- [EXERCISE AIM]:
Examine each line in the records below for the word "البيانات". Report how many lines contain it, and nothing else.

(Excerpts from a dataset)
══════════════════════════════
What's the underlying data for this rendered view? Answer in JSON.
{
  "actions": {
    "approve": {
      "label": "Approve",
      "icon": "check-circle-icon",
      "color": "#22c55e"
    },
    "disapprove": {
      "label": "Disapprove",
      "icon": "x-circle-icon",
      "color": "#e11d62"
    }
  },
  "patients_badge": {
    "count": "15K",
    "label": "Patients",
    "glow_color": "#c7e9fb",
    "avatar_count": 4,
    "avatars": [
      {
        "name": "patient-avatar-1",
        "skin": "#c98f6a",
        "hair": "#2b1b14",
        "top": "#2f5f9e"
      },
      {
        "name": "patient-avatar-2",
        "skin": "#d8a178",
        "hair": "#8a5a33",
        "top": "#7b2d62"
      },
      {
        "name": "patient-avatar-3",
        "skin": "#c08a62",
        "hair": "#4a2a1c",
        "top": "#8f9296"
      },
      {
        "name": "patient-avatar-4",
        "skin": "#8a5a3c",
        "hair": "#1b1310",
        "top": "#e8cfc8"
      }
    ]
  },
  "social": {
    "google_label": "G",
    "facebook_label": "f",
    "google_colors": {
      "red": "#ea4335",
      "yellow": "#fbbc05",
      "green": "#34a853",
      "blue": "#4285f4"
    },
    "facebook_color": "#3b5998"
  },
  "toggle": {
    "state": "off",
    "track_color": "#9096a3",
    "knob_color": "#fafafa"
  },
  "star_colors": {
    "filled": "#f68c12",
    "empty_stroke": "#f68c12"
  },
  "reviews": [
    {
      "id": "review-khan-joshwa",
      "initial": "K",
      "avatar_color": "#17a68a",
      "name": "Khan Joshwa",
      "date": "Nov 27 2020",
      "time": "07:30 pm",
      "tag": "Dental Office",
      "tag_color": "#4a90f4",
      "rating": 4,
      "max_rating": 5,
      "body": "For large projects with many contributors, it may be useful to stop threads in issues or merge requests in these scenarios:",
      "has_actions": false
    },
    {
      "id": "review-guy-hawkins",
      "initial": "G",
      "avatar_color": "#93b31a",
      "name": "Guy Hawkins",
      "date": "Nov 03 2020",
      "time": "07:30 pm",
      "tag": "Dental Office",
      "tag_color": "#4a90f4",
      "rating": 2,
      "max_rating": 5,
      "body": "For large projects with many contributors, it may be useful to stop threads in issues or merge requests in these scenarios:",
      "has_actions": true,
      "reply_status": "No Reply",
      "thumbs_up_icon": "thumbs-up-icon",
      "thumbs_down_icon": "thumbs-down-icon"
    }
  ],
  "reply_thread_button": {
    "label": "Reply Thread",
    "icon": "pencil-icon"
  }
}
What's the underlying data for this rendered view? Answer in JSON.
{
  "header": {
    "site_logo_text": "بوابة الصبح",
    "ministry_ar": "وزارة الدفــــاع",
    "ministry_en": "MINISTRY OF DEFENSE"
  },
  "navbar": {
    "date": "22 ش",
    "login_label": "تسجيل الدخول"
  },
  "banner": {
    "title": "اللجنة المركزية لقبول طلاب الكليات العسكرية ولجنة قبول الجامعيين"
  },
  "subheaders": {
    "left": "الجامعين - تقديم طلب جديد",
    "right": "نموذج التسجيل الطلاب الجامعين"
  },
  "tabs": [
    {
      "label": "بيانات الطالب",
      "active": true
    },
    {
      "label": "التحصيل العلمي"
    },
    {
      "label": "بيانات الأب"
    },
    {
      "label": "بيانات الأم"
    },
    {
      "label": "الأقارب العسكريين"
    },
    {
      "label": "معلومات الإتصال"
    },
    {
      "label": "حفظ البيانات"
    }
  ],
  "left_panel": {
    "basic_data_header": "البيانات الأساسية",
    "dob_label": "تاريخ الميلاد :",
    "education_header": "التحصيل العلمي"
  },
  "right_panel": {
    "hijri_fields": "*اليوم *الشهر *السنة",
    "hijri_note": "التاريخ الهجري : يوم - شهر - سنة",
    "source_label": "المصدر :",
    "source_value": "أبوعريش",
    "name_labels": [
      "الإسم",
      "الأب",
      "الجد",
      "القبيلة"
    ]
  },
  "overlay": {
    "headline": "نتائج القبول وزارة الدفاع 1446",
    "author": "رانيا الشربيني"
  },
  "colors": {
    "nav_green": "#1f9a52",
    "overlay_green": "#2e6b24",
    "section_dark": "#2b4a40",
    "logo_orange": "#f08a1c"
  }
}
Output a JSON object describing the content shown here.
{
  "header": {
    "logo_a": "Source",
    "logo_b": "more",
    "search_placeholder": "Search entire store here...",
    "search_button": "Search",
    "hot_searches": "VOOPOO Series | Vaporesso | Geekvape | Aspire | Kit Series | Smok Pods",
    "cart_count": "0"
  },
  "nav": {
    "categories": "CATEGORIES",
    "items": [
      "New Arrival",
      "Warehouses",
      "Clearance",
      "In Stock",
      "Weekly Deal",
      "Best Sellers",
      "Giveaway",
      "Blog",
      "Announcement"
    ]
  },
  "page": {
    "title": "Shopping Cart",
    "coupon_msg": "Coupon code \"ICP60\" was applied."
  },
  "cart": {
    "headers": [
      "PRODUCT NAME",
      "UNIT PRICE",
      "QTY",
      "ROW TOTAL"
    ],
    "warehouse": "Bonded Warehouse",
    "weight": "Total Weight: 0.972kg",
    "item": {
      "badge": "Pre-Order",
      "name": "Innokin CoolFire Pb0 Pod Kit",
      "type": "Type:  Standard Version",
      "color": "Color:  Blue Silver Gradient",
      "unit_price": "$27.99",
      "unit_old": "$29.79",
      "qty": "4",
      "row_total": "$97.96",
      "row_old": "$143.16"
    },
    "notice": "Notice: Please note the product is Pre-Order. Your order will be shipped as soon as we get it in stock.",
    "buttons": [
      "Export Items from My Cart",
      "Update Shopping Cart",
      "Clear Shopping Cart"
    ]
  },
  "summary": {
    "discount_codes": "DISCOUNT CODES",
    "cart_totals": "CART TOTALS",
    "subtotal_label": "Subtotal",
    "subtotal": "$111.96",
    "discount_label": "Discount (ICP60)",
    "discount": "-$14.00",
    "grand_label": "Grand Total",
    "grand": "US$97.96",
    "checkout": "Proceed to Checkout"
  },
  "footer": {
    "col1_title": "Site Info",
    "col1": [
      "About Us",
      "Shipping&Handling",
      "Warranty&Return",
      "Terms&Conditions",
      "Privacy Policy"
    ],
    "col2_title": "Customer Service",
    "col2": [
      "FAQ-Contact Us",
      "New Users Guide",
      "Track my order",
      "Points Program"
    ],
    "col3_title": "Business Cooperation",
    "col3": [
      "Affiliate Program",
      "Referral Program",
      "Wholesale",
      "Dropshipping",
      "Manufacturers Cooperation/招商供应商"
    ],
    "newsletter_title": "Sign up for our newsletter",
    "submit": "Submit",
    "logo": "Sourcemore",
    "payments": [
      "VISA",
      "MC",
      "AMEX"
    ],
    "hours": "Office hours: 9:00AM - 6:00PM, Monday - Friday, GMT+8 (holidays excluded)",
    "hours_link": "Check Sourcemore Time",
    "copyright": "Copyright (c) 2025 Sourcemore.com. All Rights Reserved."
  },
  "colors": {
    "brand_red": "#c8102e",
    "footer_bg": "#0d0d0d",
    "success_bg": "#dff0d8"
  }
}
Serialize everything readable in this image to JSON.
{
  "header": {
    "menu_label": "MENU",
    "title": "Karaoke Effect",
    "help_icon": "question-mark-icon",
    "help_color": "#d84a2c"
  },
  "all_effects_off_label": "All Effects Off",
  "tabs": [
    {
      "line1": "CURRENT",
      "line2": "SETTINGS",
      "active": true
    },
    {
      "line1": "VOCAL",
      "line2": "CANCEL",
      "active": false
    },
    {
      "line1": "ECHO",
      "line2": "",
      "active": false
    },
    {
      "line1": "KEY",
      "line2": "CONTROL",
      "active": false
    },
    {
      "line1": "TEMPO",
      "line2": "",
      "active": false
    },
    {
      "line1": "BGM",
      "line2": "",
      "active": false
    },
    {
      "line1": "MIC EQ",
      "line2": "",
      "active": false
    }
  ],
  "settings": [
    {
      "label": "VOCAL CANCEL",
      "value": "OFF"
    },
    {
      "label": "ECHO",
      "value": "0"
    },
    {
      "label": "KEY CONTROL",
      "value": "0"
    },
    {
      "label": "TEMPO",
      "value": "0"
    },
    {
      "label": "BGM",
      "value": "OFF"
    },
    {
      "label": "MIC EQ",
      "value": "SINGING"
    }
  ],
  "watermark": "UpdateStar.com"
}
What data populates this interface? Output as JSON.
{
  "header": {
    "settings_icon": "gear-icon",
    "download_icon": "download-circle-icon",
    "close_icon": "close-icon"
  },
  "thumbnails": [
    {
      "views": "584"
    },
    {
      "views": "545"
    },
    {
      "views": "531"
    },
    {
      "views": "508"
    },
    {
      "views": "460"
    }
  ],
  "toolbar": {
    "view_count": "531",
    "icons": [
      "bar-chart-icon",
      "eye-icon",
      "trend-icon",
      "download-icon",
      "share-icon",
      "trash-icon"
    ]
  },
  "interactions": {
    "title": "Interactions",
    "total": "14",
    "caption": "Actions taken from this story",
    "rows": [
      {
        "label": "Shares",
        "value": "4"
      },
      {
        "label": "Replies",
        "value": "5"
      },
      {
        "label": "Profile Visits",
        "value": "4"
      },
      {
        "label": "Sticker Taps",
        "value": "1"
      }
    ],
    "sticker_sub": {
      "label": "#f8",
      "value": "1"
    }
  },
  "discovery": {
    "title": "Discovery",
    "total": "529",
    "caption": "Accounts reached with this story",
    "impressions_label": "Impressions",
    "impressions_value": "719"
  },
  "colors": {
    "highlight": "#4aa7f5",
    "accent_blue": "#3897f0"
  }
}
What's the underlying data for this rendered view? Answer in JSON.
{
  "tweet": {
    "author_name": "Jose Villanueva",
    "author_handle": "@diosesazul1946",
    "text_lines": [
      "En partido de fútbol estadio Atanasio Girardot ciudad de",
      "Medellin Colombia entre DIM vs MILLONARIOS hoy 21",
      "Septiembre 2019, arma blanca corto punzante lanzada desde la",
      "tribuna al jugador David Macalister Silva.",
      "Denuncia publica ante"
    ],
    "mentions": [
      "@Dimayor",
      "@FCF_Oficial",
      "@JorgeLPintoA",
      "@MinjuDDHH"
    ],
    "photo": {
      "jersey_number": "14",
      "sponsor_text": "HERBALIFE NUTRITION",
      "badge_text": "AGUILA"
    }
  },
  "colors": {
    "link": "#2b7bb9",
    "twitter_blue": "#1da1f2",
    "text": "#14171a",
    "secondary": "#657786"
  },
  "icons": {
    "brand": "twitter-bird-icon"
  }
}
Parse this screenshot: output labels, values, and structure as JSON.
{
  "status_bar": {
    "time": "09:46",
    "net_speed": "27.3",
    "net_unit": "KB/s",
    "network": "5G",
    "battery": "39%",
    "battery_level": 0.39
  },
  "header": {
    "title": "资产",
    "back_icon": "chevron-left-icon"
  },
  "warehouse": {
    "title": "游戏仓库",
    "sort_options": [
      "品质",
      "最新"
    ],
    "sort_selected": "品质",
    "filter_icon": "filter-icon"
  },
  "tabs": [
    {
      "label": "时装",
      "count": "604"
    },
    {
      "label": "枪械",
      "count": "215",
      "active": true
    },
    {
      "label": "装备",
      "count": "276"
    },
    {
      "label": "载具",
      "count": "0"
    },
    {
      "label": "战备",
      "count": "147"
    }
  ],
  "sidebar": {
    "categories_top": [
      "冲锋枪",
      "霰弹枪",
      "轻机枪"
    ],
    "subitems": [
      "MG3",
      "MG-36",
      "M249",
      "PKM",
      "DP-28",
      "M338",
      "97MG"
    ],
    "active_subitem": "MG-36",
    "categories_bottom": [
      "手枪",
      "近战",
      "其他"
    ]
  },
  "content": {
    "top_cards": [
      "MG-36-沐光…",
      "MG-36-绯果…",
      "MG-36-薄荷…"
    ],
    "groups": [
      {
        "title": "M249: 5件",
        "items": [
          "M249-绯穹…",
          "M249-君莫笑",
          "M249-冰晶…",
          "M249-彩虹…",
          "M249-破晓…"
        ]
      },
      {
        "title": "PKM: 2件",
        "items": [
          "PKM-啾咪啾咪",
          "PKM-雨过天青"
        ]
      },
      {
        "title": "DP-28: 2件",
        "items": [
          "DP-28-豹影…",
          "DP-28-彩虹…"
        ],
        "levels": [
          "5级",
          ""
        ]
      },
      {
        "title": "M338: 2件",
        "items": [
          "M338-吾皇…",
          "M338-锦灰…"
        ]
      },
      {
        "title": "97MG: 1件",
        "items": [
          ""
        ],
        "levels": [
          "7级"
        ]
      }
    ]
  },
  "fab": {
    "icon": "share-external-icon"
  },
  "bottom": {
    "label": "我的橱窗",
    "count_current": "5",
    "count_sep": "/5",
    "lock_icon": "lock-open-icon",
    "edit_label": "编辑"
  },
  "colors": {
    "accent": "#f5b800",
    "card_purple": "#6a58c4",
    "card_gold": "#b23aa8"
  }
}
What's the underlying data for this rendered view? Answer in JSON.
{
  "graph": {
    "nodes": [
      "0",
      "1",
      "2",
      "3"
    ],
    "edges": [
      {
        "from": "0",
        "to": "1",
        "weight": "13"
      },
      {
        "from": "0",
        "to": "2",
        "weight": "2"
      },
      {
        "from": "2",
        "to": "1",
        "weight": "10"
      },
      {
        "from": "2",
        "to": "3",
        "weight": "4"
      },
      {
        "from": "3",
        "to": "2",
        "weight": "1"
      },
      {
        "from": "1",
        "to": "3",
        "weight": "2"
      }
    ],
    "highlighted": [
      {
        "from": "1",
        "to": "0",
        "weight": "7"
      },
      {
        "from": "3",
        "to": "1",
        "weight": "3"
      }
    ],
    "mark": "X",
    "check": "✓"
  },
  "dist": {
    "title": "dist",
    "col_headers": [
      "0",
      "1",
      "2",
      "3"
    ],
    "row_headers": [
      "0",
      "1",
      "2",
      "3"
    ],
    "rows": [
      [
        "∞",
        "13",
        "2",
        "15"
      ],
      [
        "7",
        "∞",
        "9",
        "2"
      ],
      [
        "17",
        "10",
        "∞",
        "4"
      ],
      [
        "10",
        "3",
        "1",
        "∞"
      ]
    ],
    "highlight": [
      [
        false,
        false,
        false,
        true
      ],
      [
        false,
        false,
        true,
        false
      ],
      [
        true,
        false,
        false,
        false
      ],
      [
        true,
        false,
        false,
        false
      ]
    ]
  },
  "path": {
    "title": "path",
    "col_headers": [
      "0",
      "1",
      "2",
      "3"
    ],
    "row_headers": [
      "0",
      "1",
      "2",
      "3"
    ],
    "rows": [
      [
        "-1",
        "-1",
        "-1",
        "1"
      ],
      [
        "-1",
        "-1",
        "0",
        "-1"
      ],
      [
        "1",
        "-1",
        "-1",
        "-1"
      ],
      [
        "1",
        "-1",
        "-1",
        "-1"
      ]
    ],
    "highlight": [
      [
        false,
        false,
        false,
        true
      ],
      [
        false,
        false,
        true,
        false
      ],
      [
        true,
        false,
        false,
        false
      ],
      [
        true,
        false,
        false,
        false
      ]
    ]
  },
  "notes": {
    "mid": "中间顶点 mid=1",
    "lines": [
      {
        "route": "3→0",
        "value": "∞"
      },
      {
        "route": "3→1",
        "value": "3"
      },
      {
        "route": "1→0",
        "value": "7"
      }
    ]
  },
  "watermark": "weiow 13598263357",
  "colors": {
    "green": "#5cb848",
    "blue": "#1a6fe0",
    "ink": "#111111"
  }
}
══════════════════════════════
- [EXERCISE ANSWER]:
2